## ABOUT THIS EXERCISE:
Search the data for the word "Zobrazovat" and copy every line where it occurs.

------------

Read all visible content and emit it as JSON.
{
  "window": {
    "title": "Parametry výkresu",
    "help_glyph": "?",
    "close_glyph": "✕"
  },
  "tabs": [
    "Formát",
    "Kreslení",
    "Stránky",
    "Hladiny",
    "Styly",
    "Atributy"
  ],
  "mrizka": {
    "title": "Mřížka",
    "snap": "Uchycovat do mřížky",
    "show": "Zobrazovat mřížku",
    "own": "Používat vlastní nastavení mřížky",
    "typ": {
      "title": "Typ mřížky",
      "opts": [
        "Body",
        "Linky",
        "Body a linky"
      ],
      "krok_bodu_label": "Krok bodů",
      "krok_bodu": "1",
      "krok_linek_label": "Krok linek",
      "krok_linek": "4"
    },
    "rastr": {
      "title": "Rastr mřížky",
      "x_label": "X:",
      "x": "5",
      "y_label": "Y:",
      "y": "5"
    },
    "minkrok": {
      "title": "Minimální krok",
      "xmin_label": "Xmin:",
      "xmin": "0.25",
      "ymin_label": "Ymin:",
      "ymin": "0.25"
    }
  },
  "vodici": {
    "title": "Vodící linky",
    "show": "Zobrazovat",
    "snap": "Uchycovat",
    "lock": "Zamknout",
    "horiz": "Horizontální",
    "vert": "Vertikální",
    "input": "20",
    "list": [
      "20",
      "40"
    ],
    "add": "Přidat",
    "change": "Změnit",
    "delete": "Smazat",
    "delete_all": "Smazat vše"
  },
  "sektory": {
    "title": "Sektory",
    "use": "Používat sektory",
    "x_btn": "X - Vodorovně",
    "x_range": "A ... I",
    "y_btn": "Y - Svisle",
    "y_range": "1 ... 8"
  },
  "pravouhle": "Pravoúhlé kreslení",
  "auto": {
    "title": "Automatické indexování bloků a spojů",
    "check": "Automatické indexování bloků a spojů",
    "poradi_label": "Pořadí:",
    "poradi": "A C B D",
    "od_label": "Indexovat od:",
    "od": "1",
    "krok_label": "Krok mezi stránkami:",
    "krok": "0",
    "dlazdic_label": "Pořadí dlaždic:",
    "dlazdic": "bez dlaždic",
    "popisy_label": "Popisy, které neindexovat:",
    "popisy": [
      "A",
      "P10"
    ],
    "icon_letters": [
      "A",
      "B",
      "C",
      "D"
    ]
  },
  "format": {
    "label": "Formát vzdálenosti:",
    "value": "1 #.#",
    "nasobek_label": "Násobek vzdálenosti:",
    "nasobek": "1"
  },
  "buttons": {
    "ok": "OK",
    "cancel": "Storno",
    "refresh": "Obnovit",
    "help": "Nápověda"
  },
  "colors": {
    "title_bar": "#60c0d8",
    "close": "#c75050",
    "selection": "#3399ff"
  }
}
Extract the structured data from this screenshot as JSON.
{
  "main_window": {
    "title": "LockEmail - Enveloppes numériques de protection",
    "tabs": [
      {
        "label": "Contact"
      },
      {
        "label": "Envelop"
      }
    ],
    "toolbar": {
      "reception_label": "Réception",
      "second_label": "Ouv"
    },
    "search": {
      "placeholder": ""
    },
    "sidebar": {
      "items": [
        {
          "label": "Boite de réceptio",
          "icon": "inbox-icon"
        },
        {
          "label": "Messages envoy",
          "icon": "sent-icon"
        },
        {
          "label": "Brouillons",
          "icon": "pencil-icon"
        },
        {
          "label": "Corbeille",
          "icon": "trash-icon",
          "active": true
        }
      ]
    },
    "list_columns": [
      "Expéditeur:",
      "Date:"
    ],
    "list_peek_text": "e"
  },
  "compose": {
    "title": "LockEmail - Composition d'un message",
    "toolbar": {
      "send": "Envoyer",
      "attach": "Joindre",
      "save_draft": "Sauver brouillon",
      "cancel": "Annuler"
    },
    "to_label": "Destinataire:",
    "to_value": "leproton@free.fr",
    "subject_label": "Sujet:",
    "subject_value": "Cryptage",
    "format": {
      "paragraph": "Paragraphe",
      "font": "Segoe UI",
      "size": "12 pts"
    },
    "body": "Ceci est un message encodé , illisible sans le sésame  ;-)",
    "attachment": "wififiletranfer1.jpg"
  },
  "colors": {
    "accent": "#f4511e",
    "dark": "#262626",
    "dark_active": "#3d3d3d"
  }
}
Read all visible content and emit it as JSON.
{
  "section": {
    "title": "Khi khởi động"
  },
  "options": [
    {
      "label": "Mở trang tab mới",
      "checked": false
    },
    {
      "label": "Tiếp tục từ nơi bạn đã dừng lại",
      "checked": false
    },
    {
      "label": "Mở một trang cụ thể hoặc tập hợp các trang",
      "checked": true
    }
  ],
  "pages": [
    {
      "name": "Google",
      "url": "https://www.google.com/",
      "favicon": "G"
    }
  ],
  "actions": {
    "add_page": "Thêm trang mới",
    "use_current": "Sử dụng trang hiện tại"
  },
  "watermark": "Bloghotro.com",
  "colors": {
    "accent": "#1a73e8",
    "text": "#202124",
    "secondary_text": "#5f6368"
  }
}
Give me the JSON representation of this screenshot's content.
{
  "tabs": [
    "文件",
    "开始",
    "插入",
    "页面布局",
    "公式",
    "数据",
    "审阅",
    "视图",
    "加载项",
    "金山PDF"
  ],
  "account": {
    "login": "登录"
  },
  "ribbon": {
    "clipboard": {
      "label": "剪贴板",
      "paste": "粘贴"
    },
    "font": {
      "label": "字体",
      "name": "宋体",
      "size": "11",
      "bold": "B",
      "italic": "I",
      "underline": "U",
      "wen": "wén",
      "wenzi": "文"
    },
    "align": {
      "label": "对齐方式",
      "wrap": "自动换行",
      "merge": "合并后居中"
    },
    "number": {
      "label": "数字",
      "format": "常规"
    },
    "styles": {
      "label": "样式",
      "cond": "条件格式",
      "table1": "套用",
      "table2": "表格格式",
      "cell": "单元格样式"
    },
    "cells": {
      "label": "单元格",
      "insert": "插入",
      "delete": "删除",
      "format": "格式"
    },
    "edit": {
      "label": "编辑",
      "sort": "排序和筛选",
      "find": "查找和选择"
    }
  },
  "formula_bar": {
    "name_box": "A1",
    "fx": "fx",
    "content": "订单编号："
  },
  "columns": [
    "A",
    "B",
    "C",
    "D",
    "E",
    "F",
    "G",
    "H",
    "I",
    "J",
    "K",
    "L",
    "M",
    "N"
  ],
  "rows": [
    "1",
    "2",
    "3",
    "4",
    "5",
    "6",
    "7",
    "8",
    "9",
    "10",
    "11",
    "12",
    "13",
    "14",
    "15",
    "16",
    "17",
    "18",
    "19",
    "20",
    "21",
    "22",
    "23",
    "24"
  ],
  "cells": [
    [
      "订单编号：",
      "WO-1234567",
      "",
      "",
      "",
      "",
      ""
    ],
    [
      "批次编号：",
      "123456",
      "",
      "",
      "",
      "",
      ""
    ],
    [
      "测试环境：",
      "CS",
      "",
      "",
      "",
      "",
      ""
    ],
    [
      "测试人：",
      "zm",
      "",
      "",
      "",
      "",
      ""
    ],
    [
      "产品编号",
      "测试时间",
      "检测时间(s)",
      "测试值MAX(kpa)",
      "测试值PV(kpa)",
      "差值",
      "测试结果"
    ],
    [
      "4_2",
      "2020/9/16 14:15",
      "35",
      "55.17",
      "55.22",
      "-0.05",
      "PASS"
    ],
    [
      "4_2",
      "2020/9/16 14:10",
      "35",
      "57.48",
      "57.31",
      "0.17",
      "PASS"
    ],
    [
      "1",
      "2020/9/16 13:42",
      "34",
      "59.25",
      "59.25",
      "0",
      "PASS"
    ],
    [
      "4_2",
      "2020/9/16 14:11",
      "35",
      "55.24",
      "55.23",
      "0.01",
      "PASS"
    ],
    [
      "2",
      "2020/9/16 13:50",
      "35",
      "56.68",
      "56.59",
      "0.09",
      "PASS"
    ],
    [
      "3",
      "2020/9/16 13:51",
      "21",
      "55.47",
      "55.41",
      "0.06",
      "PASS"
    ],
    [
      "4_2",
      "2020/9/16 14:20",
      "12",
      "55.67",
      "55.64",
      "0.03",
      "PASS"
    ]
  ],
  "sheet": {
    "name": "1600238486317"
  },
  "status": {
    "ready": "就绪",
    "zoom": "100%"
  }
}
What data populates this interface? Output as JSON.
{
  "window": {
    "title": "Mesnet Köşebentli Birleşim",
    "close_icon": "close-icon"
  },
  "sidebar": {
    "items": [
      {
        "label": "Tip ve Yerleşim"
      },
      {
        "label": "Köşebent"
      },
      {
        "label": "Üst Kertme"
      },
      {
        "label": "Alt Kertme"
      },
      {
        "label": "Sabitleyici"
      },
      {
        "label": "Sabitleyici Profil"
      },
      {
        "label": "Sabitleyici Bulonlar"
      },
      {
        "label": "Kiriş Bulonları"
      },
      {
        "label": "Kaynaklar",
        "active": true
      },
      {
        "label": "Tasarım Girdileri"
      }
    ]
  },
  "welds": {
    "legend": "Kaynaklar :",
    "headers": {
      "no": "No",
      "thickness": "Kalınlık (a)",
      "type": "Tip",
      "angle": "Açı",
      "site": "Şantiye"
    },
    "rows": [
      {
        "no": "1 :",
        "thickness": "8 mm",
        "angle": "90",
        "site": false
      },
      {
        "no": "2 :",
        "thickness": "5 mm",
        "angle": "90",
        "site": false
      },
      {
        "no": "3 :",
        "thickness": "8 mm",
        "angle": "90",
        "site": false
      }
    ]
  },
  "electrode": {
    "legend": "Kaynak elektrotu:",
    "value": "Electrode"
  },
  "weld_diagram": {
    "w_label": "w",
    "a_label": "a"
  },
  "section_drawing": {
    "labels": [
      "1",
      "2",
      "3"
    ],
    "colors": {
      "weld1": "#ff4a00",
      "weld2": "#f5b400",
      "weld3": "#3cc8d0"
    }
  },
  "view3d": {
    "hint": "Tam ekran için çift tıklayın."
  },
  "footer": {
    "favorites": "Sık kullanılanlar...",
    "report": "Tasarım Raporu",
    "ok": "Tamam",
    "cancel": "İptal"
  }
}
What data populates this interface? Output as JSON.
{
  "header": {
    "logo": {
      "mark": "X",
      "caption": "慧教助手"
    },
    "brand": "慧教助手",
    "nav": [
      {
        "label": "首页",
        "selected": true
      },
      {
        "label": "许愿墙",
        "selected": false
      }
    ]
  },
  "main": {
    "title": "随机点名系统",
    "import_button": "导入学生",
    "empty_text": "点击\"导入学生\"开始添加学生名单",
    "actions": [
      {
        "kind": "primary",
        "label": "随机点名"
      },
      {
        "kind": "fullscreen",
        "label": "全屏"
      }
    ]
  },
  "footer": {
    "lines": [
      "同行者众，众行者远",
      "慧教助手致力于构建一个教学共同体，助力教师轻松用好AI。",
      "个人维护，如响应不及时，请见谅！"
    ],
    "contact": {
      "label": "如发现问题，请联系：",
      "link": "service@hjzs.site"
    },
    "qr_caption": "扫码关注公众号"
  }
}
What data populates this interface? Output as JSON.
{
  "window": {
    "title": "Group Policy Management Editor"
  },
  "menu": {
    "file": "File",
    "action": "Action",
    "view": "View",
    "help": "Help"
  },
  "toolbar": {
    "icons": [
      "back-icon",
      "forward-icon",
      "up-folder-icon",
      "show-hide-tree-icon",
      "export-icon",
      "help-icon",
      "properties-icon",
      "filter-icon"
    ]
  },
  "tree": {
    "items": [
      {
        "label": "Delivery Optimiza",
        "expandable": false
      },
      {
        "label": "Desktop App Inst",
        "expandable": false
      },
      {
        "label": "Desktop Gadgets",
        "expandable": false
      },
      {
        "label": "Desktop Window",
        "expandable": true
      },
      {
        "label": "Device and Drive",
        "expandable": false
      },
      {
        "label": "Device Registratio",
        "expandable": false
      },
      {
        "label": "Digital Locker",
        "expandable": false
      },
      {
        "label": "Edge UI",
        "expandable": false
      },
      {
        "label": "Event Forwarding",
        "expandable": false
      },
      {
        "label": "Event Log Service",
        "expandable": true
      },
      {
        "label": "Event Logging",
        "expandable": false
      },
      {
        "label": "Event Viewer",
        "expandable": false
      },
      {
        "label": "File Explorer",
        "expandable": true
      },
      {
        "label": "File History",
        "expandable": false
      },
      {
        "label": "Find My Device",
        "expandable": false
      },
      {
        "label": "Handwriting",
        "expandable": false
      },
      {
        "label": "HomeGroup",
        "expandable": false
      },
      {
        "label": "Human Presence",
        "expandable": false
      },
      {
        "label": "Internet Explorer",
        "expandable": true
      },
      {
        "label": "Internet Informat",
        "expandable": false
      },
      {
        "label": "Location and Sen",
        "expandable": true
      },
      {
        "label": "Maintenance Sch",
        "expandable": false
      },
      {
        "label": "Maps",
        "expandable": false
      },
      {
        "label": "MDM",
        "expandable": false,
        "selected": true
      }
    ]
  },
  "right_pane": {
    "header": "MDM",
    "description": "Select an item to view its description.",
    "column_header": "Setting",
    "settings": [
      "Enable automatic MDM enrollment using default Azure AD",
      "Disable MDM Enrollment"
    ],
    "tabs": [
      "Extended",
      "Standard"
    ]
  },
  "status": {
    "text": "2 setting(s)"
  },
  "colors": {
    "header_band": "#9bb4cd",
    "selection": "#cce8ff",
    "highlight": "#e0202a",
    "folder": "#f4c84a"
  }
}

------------

## ANSWER BOX:
    "show": "Zobrazovat mřížku",
    "show": "Zobrazovat",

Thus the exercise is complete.